Starring as Candy the Carrie White-inspired good girl, Carol Kane gives a beaming and delicious performance. Now residing in NYC’s Upper West Side, Carol reminisced…
CAROL KANE: I think I was told about the movie by my friend Bud Cort, and I knew producer Doug Chapin. We did When a Stranger Calls together a couple of years before. I grew up loving the Smothers Brothers. So funny and talented. I was thrilled to work with Tommy. I had no idea that Pandemonium had a cult following and people still enjoy it today. Isn’t that wonderful! That’s the best thing for an actor to hear. When one of my movies is mentioned, when I look back and remember, it’s more of the experience that I attach to it. I’ll always cherish that movie because that’s where I met Pee Wee Herman. He’s one of my favorite people. We’ve been friends ever since. After talking to you about Pandemonium, now I want to see it again!
Another up-and-coming familiar face, Miles Chapin played Andy, one of the sex-starved cheerleaders who was smitten with Candy.
MILES CHAPIN: It was great because honestly our director Alfred Sole didn’t have a great sense of humor on his own. He wasn’t a comedy director. He was a horror director. So basically he said, “If any of you guys have any ideas, please throw them up. Let’s hear them.” He was surrounded by people who knew and loved comedy, so that was why we were able to get away with everything. He had the producers on his side, but he was out of his element because it was a comedy. He had a great visual sense.
Last, but not least, the divine Candy Azzara gives a charming performance as Bambi, the hard-working, but ill-fated camp owner who clearly believed if you can’t cheer, teach. To this day, her Esther Williams-inspired death scene is an absolute guilty pleasure that still ignites chuckles galore to this day.

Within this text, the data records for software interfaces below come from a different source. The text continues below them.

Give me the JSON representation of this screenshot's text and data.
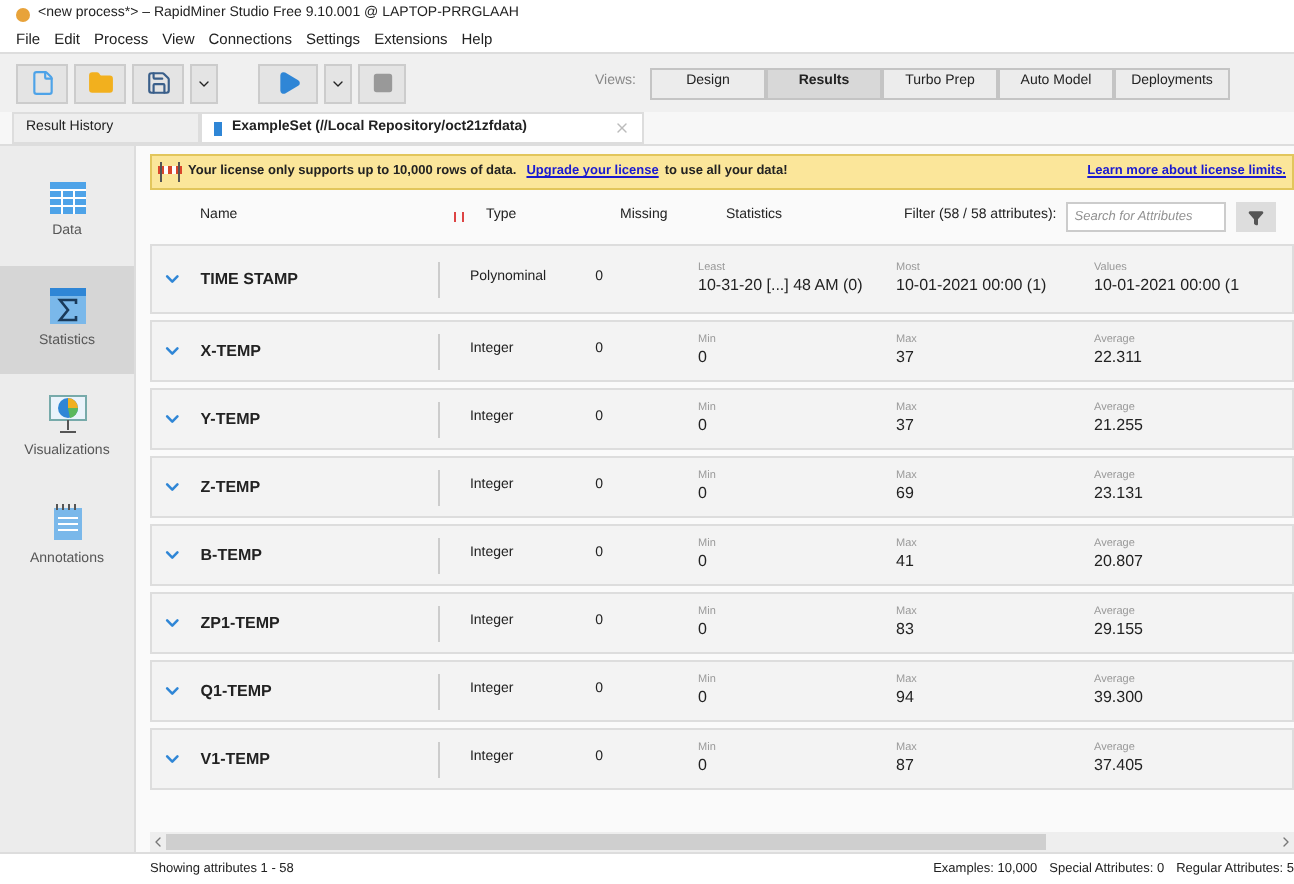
{
  "window": {
    "title": "<new process*> – RapidMiner Studio Free 9.10.001 @ LAPTOP-PRRGLAAH"
  },
  "menu": [
    "File",
    "Edit",
    "Process",
    "View",
    "Connections",
    "Settings",
    "Extensions",
    "Help"
  ],
  "views": {
    "label": "Views:",
    "items": [
      {
        "label": "Design",
        "selected": false
      },
      {
        "label": "Results",
        "selected": true
      },
      {
        "label": "Turbo Prep",
        "selected": false
      },
      {
        "label": "Auto Model",
        "selected": false
      },
      {
        "label": "Deployments",
        "selected": false
      }
    ]
  },
  "tabs": [
    {
      "label": "Result History",
      "selected": false,
      "kind": "plain"
    },
    {
      "label": "ExampleSet (//Local Repository/oct21zfdata)",
      "selected": true,
      "kind": "data"
    }
  ],
  "sidebar": [
    {
      "label": "Data",
      "selected": false,
      "kind": "table"
    },
    {
      "label": "Statistics",
      "selected": true,
      "kind": "stats"
    },
    {
      "label": "Visualizations",
      "selected": false,
      "kind": "chart"
    },
    {
      "label": "Annotations",
      "selected": false,
      "kind": "notes"
    }
  ],
  "banner": {
    "before": "Your license only supports up to 10,000 rows of data.",
    "link": "Upgrade your license",
    "after": "to use all your data!",
    "more": "Learn more about license limits."
  },
  "header": {
    "name": "Name",
    "type": "Type",
    "missing": "Missing",
    "statistics": "Statistics",
    "filter": "Filter (58 / 58 attributes):",
    "placeholder": "Search for Attributes"
  },
  "rows": [
    {
      "name": "TIME STAMP",
      "type": "Polynominal",
      "missing": "0",
      "stats": [
        [
          "Least",
          "10-31-20 [...] 48 AM (0)"
        ],
        [
          "Most",
          "10-01-2021 00:00 (1)"
        ],
        [
          "Values",
          "10-01-2021 00:00 (1"
        ]
      ]
    },
    {
      "name": "X-TEMP",
      "type": "Integer",
      "missing": "0",
      "stats": [
        [
          "Min",
          "0"
        ],
        [
          "Max",
          "37"
        ],
        [
          "Average",
          "22.311"
        ]
      ]
    },
    {
      "name": "Y-TEMP",
      "type": "Integer",
      "missing": "0",
      "stats": [
        [
          "Min",
          "0"
        ],
        [
          "Max",
          "37"
        ],
        [
          "Average",
          "21.255"
        ]
      ]
    },
    {
      "name": "Z-TEMP",
      "type": "Integer",
      "missing": "0",
      "stats": [
        [
          "Min",
          "0"
        ],
        [
          "Max",
          "69"
        ],
        [
          "Average",
          "23.131"
        ]
      ]
    },
    {
      "name": "B-TEMP",
      "type": "Integer",
      "missing": "0",
      "stats": [
        [
          "Min",
          "0"
        ],
        [
          "Max",
          "41"
        ],
        [
          "Average",
          "20.807"
        ]
      ]
    },
    {
      "name": "ZP1-TEMP",
      "type": "Integer",
      "missing": "0",
      "stats": [
        [
          "Min",
          "0"
        ],
        [
          "Max",
          "83"
        ],
        [
          "Average",
          "29.155"
        ]
      ]
    },
    {
      "name": "Q1-TEMP",
      "type": "Integer",
      "missing": "0",
      "stats": [
        [
          "Min",
          "0"
        ],
        [
          "Max",
          "94"
        ],
        [
          "Average",
          "39.300"
        ]
      ]
    },
    {
      "name": "V1-TEMP",
      "type": "Integer",
      "missing": "0",
      "stats": [
        [
          "Min",
          "0"
        ],
        [
          "Max",
          "87"
        ],
        [
          "Average",
          "37.405"
        ]
      ]
    }
  ],
  "status": {
    "showing": "Showing attributes 1 - 58",
    "examples": "Examples: 10,000",
    "special": "Special Attributes: 0",
    "regular": "Regular Attributes: 5"
  }
}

CANDY AZZARA: The milk bath (laughs)!! That was the hardest thing in the world! Because I had to eat those chocolate cookies and I saw bits of dirt and hair in the bathtub! (laughs) It took about a day to shoot that scene. And then the milk went up nose! They used real milk and they just left it there I said, “Am I desperate or what!” (laughs) I always thought of my father. I did my father [inspiration for her cookie-eating style]. The yum sounds. He always used to go like that. I loved the production. I just get such a kick out of acting. I love acting. Any part I do is like the most important part in the world. I don’t care how big or what. Pandemonium wasn’t a hit like Airplane!, but now it’s becoming a cult thing.

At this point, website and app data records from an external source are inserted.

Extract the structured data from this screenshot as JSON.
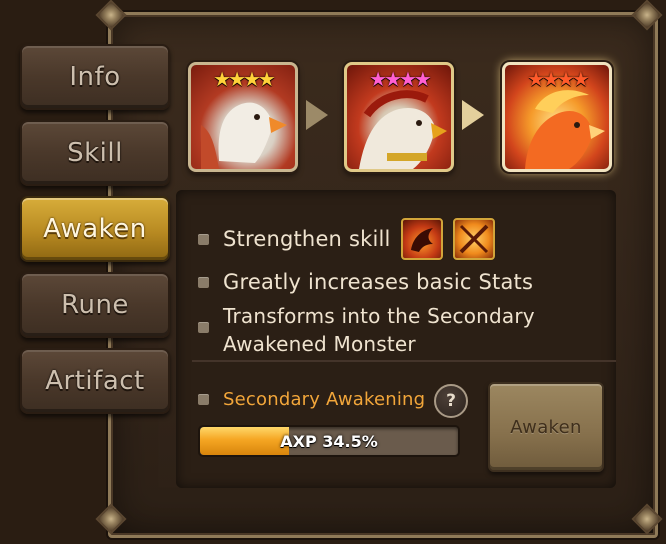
{
  "tabs": [
    {
      "label": "Info",
      "active": false
    },
    {
      "label": "Skill",
      "active": false
    },
    {
      "label": "Awaken",
      "active": true
    },
    {
      "label": "Rune",
      "active": false
    },
    {
      "label": "Artifact",
      "active": false
    }
  ],
  "evolution": [
    {
      "stars": "★★★★",
      "star_color": "#ffd23a",
      "stage": "base"
    },
    {
      "stars": "★★★★",
      "star_color": "#ff5fd2",
      "stage": "awakened"
    },
    {
      "stars": "★★★★",
      "star_color": "#ff5a2a",
      "stage": "secondary-awakened"
    }
  ],
  "benefits": {
    "strengthen_skill": "Strengthen skill",
    "greatly_increases": "Greatly increases basic Stats",
    "transforms_line1": "Transforms into the Secondary",
    "transforms_line2": "Awakened Monster"
  },
  "secondary": {
    "label": "Secondary Awakening",
    "label_color": "#f2a63a",
    "help": "?"
  },
  "axp": {
    "text": "AXP 34.5%",
    "fraction": 0.345
  },
  "awaken_button": "Awaken",
  "colors": {
    "active_tab": "#d7ad3a",
    "bar_fill": "#f5a623"
  }
}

It’s clear that Alfred Sole’s strong production design sense is felt throughout the movie as every corner of the screen is laden with details galore. This forte along with his seeming displeasure with directing led to him spending the remainder of his career as a production designer of many features and TV shows including the new McGyver, Castle, Moonlight and Melrose Place.
Pandemonium is still a favorite amongst those who remember it well and while it may not resonate with today’s audiences, it certainly can’t be faulted for being unabashedly just-let-go-mind-go-blank. Or perhaps it’s simply the ideal party movie for those who just can resist groaning and eyeball-rolling.